Exercise requirements. With images excluded, write out each entry below exactly as given.

Data items
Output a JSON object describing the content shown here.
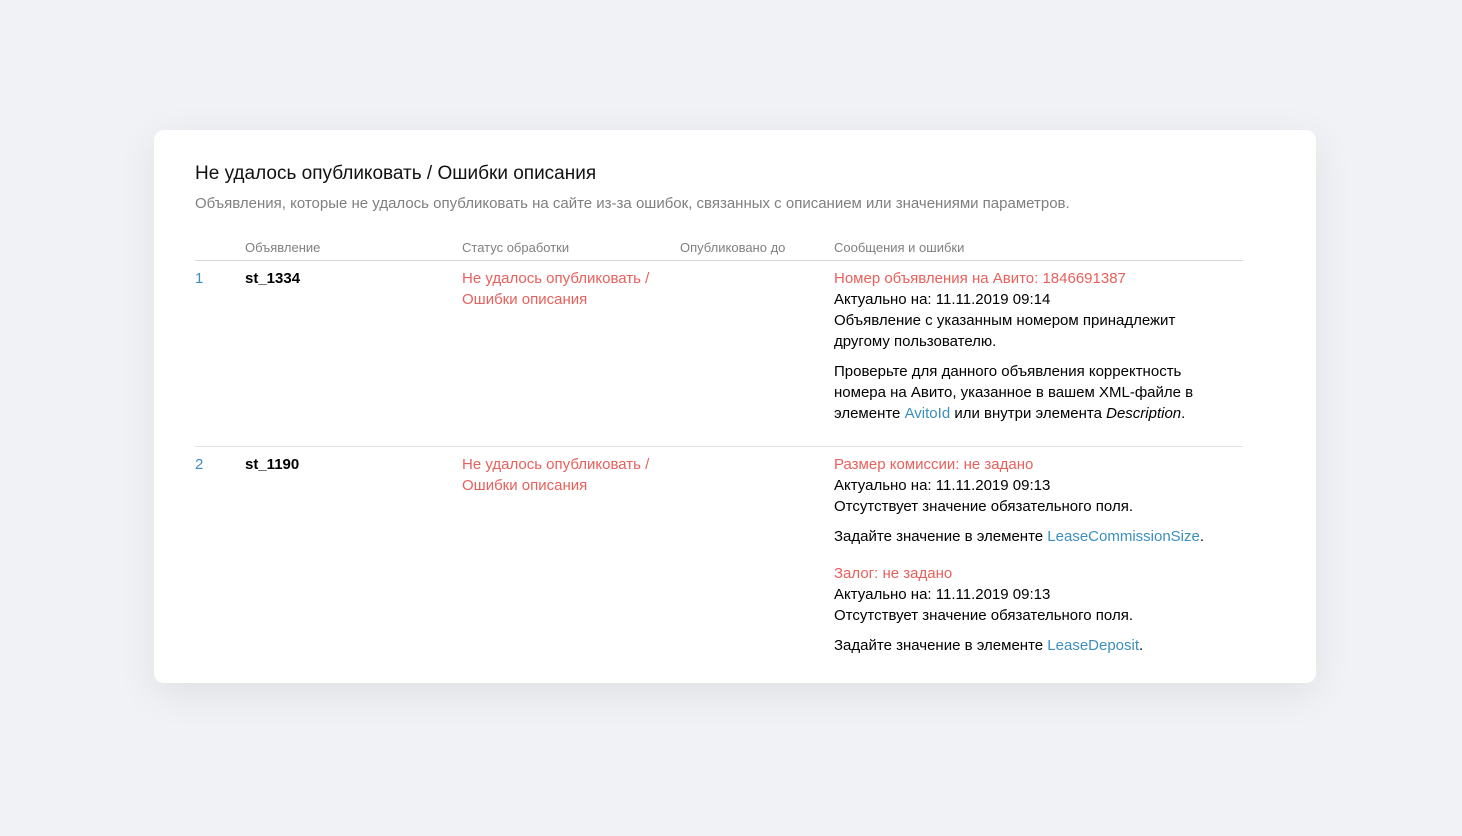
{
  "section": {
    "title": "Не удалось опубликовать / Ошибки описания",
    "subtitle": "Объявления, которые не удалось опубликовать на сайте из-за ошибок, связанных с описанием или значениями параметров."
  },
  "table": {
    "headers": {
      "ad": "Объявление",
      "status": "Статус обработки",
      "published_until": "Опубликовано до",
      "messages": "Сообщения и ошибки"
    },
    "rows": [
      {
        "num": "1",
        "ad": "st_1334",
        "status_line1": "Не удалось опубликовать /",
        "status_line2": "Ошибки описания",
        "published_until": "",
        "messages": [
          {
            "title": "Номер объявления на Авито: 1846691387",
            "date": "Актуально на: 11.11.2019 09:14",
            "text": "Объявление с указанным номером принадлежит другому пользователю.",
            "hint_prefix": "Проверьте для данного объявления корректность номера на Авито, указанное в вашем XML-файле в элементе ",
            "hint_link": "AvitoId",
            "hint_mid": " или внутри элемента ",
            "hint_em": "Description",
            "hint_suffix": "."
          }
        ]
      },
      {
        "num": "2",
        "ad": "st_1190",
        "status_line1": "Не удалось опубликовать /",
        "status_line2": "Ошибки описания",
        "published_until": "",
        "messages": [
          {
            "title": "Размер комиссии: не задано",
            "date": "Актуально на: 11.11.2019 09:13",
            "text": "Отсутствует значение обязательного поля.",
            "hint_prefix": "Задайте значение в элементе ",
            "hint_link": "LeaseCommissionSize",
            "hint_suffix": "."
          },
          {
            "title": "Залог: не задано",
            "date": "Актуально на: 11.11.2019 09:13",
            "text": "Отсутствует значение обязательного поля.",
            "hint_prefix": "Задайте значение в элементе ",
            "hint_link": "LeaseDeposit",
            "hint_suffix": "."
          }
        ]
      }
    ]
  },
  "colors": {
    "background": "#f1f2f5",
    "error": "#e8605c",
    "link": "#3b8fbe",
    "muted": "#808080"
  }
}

Task solution.
Output a JSON object describing the content shown here.
{
  "section": {
    "title": "Не удалось опубликовать / Ошибки описания",
    "subtitle": "Объявления, которые не удалось опубликовать на сайте из-за ошибок, связанных с описанием или значениями параметров."
  },
  "table": {
    "headers": {
      "ad": "Объявление",
      "status": "Статус обработки",
      "published_until": "Опубликовано до",
      "messages": "Сообщения и ошибки"
    },
    "rows": [
      {
        "num": "1",
        "ad": "st_1334",
        "status_line1": "Не удалось опубликовать /",
        "status_line2": "Ошибки описания",
        "published_until": "",
        "messages": [
          {
            "title": "Номер объявления на Авито: 1846691387",
            "date": "Актуально на: 11.11.2019 09:14",
            "text": "Объявление с указанным номером принадлежит другому пользователю.",
            "hint_prefix": "Проверьте для данного объявления корректность номера на Авито, указанное в вашем XML-файле в элементе ",
            "hint_link": "AvitoId",
            "hint_mid": " или внутри элемента ",
            "hint_em": "Description",
            "hint_suffix": "."
          }
        ]
      },
      {
        "num": "2",
        "ad": "st_1190",
        "status_line1": "Не удалось опубликовать /",
        "status_line2": "Ошибки описания",
        "published_until": "",
        "messages": [
          {
            "title": "Размер комиссии: не задано",
            "date": "Актуально на: 11.11.2019 09:13",
            "text": "Отсутствует значение обязательного поля.",
            "hint_prefix": "Задайте значение в элементе ",
            "hint_link": "LeaseCommissionSize",
            "hint_suffix": "."
          },
          {
            "title": "Залог: не задано",
            "date": "Актуально на: 11.11.2019 09:13",
            "text": "Отсутствует значение обязательного поля.",
            "hint_prefix": "Задайте значение в элементе ",
            "hint_link": "LeaseDeposit",
            "hint_suffix": "."
          }
        ]
      }
    ]
  },
  "colors": {
    "background": "#f1f2f5",
    "error": "#e8605c",
    "link": "#3b8fbe",
    "muted": "#808080"
  }
}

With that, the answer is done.